by William Ables

Now for the Romans, they expected that they should be fought in the morning—

Soldiers tell tales. We do it as a point of pride, a way of remembering, often only to pass the time. More than anything else we do it because we are alive, and because someone else is not. When a place is conquered it becomes someting new. Whatever it was before, what it was called, what Gods looked down on it, all these things cease to be. It’s simple enough: join or die, die and be forgotten.

A name is defeated just like a city, it ceases to be alongside the dead. That is how Empires survive.

“—when accordingly they put on their armor, and laid bridges of planks upon their ladders from their banks, to make an assault upon the fortress, which they did—“

The climb was brutal; seventy pounds of gear, armor plates baking like cheap skillets, and spongy leather that stank of months of my sweat.

“Honor has a smell,” the men said. It was just unfortunate it happened to smell a lot like shit.

My foot kicked through something wet and I slipped; my bad knee creaked. Someone up the line had puked their breakfast. My stomach rumbled; my head said I should vomit, guts said I should eat.

“You think they’ll put up much of a fight?” the soldier beside me asked.

“They know they are going to die. In my experience, that means a lot of us will too.”

“They picked a hell of a place to hole up.”

They called it a hill. Generals always did that; a child could tell this was a god damn mountain. The ancient fortress sat on a cliff side at the very top, commanding the valley in nearly every direction. I hated everything about it: its piss yellow bricks, the phallic towers that leaned. I’d looked up at it for fourteen months, dreaming how I would tear it down with my bare hands. It was all held together by a people too cowardly to just surrender.

“You ever met one before?” the soldier had kept talking.


The solder shrugged toward the fortress.

“They aren’t like the others. These are fanatics, zealots.”

Next to me, the soldier laughed.

“Sure, then again we’re the ones climbing a cliff just to kill them.”

“You sound like a politician.”

“I was a pig farmer.”

“—but saw nobody as an enemy, but a terrible solitude on every side, with a fire within the place as well as a perfect silence—“

The men at the front would just be reaching the gates. The sounds of battle should have come resounding down the path, but there was only silence. The kind of quiet that gives fighting men nightmares.

“You hear anything?” the soldier asked.

I shook my head. The line had stopped moving. “I can’t see a thing either.”

Whispers began to work their way back. Rumors spread like dysentery through an army, only quicker. There wasn’t any fighting, there was no battle.

“Maybe they decided to surrender after all,” said the soldier, now on his tip toes, trying to see through rows of helmets ahead.

“I’m going to take a look.”

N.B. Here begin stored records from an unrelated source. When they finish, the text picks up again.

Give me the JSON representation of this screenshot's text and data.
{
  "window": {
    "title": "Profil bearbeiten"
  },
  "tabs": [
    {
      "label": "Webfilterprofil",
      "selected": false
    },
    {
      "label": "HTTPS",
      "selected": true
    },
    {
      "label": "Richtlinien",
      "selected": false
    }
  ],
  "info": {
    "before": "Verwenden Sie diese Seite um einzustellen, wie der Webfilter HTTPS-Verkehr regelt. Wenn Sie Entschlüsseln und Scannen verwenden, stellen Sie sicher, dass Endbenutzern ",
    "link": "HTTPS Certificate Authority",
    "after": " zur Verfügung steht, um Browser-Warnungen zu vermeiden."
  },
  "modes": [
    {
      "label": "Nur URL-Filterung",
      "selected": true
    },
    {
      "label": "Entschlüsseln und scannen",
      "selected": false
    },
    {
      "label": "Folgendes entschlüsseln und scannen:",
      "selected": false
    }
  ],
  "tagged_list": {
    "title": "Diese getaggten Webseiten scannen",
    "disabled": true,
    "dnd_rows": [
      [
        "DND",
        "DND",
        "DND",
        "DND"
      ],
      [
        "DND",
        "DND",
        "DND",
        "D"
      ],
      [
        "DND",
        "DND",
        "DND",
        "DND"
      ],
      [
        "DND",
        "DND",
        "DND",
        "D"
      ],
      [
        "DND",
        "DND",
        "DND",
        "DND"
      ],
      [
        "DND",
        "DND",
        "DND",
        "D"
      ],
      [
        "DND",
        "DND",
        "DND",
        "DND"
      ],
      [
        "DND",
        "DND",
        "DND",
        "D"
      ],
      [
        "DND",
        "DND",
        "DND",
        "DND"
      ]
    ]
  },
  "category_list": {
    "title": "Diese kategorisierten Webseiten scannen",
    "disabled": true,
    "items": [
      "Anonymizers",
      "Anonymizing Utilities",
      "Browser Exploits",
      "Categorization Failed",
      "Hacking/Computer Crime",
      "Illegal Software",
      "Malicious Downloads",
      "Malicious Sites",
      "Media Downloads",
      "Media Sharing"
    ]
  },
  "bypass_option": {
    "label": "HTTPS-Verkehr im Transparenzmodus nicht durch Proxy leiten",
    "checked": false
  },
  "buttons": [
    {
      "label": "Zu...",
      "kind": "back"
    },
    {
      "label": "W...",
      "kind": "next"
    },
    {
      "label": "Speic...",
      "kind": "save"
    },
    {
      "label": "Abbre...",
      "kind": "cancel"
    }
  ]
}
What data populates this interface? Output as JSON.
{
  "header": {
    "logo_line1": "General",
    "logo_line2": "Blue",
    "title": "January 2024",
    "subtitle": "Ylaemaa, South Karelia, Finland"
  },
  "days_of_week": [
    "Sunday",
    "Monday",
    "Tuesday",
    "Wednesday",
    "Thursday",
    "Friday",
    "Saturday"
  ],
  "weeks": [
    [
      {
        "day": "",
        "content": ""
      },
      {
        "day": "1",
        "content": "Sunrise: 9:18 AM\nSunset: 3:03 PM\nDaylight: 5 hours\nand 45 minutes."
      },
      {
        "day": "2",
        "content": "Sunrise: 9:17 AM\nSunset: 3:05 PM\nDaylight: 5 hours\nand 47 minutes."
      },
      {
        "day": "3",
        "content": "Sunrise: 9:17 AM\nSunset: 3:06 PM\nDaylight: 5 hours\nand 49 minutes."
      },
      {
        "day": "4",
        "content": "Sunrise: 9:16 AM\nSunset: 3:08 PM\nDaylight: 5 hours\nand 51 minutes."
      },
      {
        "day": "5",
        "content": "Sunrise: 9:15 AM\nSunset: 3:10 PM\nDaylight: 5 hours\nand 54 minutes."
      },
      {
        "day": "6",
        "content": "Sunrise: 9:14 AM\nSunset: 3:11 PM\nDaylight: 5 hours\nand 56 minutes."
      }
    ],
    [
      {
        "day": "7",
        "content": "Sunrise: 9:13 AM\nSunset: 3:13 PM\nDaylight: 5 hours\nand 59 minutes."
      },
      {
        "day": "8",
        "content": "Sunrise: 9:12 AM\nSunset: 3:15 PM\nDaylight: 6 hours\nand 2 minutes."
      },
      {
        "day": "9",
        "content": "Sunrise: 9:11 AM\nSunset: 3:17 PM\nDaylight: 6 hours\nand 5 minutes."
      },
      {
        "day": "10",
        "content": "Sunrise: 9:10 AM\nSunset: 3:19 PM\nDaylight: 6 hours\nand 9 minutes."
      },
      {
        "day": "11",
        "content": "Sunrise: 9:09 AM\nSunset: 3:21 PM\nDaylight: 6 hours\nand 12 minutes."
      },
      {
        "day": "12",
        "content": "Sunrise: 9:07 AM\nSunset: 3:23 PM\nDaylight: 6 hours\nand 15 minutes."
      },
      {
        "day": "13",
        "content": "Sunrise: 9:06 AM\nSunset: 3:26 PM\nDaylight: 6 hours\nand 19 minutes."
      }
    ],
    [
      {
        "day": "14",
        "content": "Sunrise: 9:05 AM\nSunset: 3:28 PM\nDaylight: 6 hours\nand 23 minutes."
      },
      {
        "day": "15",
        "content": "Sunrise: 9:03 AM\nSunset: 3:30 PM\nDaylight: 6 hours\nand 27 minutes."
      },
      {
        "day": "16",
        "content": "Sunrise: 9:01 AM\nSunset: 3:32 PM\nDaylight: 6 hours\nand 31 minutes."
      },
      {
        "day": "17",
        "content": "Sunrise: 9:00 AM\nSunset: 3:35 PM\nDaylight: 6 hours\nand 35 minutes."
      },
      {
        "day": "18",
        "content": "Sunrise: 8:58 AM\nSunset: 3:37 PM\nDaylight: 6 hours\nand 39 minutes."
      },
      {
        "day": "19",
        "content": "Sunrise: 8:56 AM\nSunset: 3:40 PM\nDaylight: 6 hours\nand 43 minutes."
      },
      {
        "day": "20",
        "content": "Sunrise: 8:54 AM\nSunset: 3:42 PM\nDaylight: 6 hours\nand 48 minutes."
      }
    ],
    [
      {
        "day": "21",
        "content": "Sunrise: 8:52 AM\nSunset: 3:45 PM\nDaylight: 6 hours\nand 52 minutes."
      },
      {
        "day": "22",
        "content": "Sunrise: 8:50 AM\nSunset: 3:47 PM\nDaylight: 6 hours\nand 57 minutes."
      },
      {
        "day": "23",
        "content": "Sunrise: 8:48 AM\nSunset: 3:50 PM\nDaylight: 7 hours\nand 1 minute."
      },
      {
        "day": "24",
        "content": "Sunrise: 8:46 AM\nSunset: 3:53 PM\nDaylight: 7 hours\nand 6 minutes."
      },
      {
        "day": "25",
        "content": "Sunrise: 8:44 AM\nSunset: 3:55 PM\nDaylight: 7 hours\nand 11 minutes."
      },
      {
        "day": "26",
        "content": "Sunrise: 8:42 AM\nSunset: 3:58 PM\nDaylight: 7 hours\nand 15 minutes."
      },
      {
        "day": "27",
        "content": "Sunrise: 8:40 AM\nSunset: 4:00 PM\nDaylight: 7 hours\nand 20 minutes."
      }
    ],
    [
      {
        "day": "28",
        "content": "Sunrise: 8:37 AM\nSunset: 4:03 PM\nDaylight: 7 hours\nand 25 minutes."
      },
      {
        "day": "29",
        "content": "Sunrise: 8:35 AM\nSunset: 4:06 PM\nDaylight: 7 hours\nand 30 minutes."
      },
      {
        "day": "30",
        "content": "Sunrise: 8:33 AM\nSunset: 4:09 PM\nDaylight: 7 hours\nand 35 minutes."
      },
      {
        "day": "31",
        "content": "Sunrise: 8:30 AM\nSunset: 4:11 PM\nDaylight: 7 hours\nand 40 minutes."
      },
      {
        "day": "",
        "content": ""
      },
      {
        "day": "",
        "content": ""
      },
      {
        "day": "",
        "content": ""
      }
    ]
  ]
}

I adjusted my pack and shouldered through the clump of men in front of me. Some were already sitting, a few even had broken out canteens and bits of leftover meals. Waiting was what they did best. All the way to the very top men were just passing the time. They wouldn’t die today, so they were already bored.

At length they made a shout, as if it had been at a blow given by the battering-ram, to try whether they could bring anyone out that was within.”

The fortress gate was a massive slab of oak, it stood over a dozen feet high and was nearly two feet thick. It was open. A handful of soldiers leaned against it, playing a game of dice. I walked up to their captain.

“What the hell is going on?”

He didn’t look up from the game, but motioned with his head.

“Take a look yourself.”

“Did they surrender?” asked the pig farmer, now perched next to me.

The captain only laughed as he tossed a handful of dice. I could still hear him when I stepped into the cool shadows inside the fortress.

A congregation was waiting. They were all sitting, warriors together, some families holding children. Even the old and infirm had been brought out into the sun, placed beside the others. They were all in rows, facing toward the west. Their backs were to the gate, like they had arranged themselves with care.

A few had slumped to the ground, but most were upright, legs crossed; there was a single clean wound cut into every neck. The blood had already begun to dry.

I swatted at a fly, others were starting to appear.

The pig farmer looked like he wanted to wretch. “God, it reeks.”

“Did they have a name for this place?”

“Hell if I know,” he said.

“Go find someone who does.”

When Masada was thus taken—

William Ables is a writer from Nashville, Tennessee where he currently lives with his wife and their two dogs, Athena and Dr. Jones.